• **EXERCISE DATA**

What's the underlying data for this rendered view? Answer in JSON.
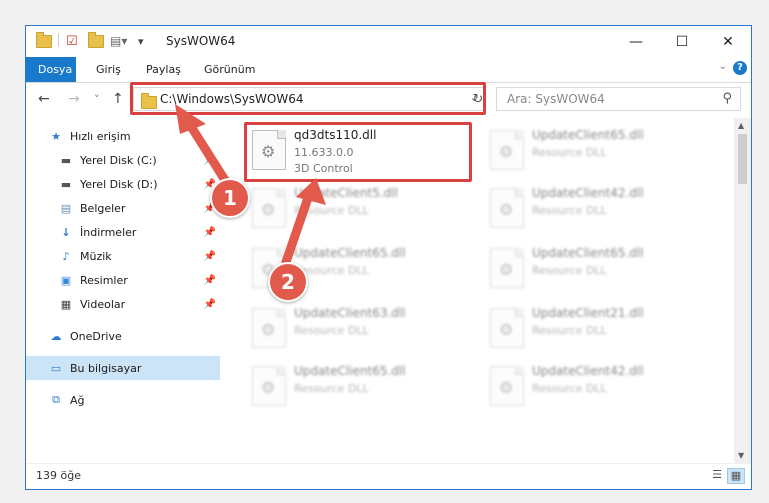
{
  "window": {
    "title": "SysWOW64",
    "controls": {
      "minimize": "—",
      "maximize": "☐",
      "close": "✕"
    }
  },
  "ribbon": {
    "tabs": [
      "Dosya",
      "Giriş",
      "Paylaş",
      "Görünüm"
    ],
    "help": "?"
  },
  "navigation": {
    "back": "←",
    "forward": "→",
    "recent": "˅",
    "up": "↑",
    "address": "C:\\Windows\\SysWOW64",
    "search_placeholder": "Ara: SysWOW64"
  },
  "sidebar": {
    "items": [
      {
        "label": "Hızlı erişim",
        "icon": "star-icon"
      },
      {
        "label": "Yerel Disk (C:)",
        "icon": "drive-icon",
        "pinned": true
      },
      {
        "label": "Yerel Disk (D:)",
        "icon": "drive-icon",
        "pinned": true
      },
      {
        "label": "Belgeler",
        "icon": "documents-icon",
        "pinned": true
      },
      {
        "label": "İndirmeler",
        "icon": "downloads-icon",
        "pinned": true
      },
      {
        "label": "Müzik",
        "icon": "music-icon",
        "pinned": true
      },
      {
        "label": "Resimler",
        "icon": "pictures-icon",
        "pinned": true
      },
      {
        "label": "Videolar",
        "icon": "videos-icon",
        "pinned": true
      },
      {
        "label": "OneDrive",
        "icon": "cloud-icon"
      },
      {
        "label": "Bu bilgisayar",
        "icon": "computer-icon",
        "selected": true
      },
      {
        "label": "Ağ",
        "icon": "network-icon"
      }
    ]
  },
  "files": [
    {
      "name": "qd3dts110.dll",
      "version": "11.633.0.0",
      "description": "3D Control",
      "highlighted": true
    },
    {
      "name": "UpdateClient65.dll",
      "description": "Resource DLL"
    },
    {
      "name": "UpdateClient5.dll",
      "description": "Resource DLL"
    },
    {
      "name": "UpdateClient42.dll",
      "description": "Resource DLL"
    },
    {
      "name": "UpdateClient65.dll",
      "description": "Resource DLL"
    },
    {
      "name": "UpdateClient65.dll",
      "description": "Resource DLL"
    },
    {
      "name": "UpdateClient63.dll",
      "description": "Resource DLL"
    },
    {
      "name": "UpdateClient21.dll",
      "description": "Resource DLL"
    },
    {
      "name": "UpdateClient65.dll",
      "description": "Resource DLL"
    },
    {
      "name": "UpdateClient42.dll",
      "description": "Resource DLL"
    }
  ],
  "status": {
    "item_count": "139 öğe"
  },
  "annotations": [
    "1",
    "2"
  ],
  "colors": {
    "accent": "#1979ca",
    "highlight": "#d94040",
    "marker": "#e25a4c",
    "selection": "#cce4f7"
  }
}
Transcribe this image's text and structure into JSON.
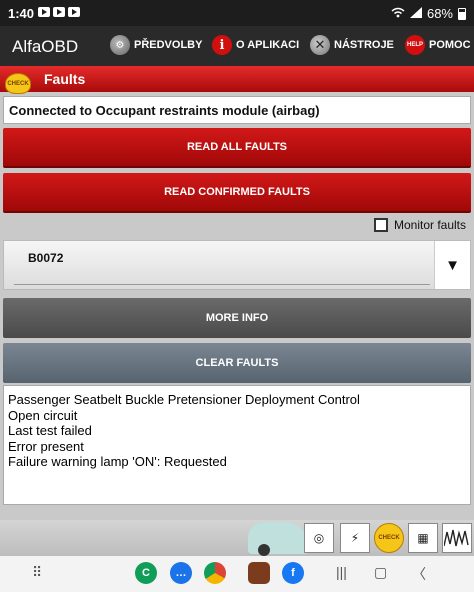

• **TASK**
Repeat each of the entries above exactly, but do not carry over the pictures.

• **OUTPUT FOR THIS EXERCISE**
What's the underlying data for this rendered view? Answer in JSON.
{
  "window": {
    "title": "SysWOW64",
    "controls": {
      "minimize": "—",
      "maximize": "☐",
      "close": "✕"
    }
  },
  "ribbon": {
    "tabs": [
      "Dosya",
      "Giriş",
      "Paylaş",
      "Görünüm"
    ],
    "help": "?"
  },
  "navigation": {
    "back": "←",
    "forward": "→",
    "recent": "˅",
    "up": "↑",
    "address": "C:\\Windows\\SysWOW64",
    "search_placeholder": "Ara: SysWOW64"
  },
  "sidebar": {
    "items": [
      {
        "label": "Hızlı erişim",
        "icon": "star-icon"
      },
      {
        "label": "Yerel Disk (C:)",
        "icon": "drive-icon",
        "pinned": true
      },
      {
        "label": "Yerel Disk (D:)",
        "icon": "drive-icon",
        "pinned": true
      },
      {
        "label": "Belgeler",
        "icon": "documents-icon",
        "pinned": true
      },
      {
        "label": "İndirmeler",
        "icon": "downloads-icon",
        "pinned": true
      },
      {
        "label": "Müzik",
        "icon": "music-icon",
        "pinned": true
      },
      {
        "label": "Resimler",
        "icon": "pictures-icon",
        "pinned": true
      },
      {
        "label": "Videolar",
        "icon": "videos-icon",
        "pinned": true
      },
      {
        "label": "OneDrive",
        "icon": "cloud-icon"
      },
      {
        "label": "Bu bilgisayar",
        "icon": "computer-icon",
        "selected": true
      },
      {
        "label": "Ağ",
        "icon": "network-icon"
      }
    ]
  },
  "files": [
    {
      "name": "qd3dts110.dll",
      "version": "11.633.0.0",
      "description": "3D Control",
      "highlighted": true
    },
    {
      "name": "UpdateClient65.dll",
      "description": "Resource DLL"
    },
    {
      "name": "UpdateClient5.dll",
      "description": "Resource DLL"
    },
    {
      "name": "UpdateClient42.dll",
      "description": "Resource DLL"
    },
    {
      "name": "UpdateClient65.dll",
      "description": "Resource DLL"
    },
    {
      "name": "UpdateClient65.dll",
      "description": "Resource DLL"
    },
    {
      "name": "UpdateClient63.dll",
      "description": "Resource DLL"
    },
    {
      "name": "UpdateClient21.dll",
      "description": "Resource DLL"
    },
    {
      "name": "UpdateClient65.dll",
      "description": "Resource DLL"
    },
    {
      "name": "UpdateClient42.dll",
      "description": "Resource DLL"
    }
  ],
  "status": {
    "item_count": "139 öğe"
  },
  "annotations": [
    "1",
    "2"
  ],
  "colors": {
    "accent": "#1979ca",
    "highlight": "#d94040",
    "marker": "#e25a4c",
    "selection": "#cce4f7"
  }
}
Transcribe this image's text and structure into JSON.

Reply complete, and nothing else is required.